A. If the vehicles are appropriately parked, registered, and in running order, there is not a limit to how many vehicles someone may have parked on the street. City streets are considered public so there is nothing saying a property owner or renter can only park directly in front of the property they own or rent.
Q. I’m just curious as to if the SBPD or neighboring law enforcement agencies actually enforce the laws concerning disabled parking? I’ve seen many cars and trucks parked in designated spots with no disabled plates or window placard.
A. For on-street handicapped parking spaces and city owned off street parking facilities, the police department can address the complaint and issue a citation or even have the vehicle towed depending on the circumstance. As for schools and businesses with off-street parking, they need to notify law enforcement but they would be responsible for having the vehicle towed if that’s the route they wanted to take.
The hardest part is monitoring the inappropriate parking. Most businesses don’t have enough staff to have one person in charge of monitoring parking stalls and calling in complaints. The same goes for law enforcement officers. It’s not feasible to have an officer whose only job is to watch for parking violations.
The best advice for you is to report it as you see it and then the business can take the next step in the process. If you have any other suggestions, we would certainly like to hear them.
Each week, Scottsbluff Police Sgt. Krisa Brass will answer questions submitted by Star-Herald readers.
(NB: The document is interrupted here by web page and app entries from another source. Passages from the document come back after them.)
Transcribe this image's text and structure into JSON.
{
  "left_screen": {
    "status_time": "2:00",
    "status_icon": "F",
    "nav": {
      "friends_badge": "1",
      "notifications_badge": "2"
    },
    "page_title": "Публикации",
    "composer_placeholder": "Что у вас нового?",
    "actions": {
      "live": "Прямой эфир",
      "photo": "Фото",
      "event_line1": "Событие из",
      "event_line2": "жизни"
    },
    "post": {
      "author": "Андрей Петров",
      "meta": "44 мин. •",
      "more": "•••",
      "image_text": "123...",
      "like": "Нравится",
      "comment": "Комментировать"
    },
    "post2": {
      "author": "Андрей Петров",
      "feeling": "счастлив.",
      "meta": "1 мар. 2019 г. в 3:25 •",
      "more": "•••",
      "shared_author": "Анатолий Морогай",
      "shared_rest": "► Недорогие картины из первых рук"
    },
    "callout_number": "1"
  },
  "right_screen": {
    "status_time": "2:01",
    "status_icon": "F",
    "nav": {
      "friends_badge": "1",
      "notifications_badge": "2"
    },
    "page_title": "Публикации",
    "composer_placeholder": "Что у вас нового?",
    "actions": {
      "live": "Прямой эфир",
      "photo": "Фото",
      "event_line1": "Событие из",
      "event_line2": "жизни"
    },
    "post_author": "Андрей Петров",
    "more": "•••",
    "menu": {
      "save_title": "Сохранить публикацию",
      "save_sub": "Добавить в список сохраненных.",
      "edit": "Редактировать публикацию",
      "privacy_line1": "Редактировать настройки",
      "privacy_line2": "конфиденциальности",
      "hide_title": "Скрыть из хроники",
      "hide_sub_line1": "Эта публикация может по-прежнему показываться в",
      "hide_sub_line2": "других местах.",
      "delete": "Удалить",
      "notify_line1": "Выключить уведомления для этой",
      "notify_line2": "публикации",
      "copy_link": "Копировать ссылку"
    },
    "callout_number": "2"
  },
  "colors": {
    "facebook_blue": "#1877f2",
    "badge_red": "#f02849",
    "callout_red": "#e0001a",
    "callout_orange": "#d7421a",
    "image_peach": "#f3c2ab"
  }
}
Send questions for consideration to firstname.lastname@example.org or by leaving your question at 308-632-9057.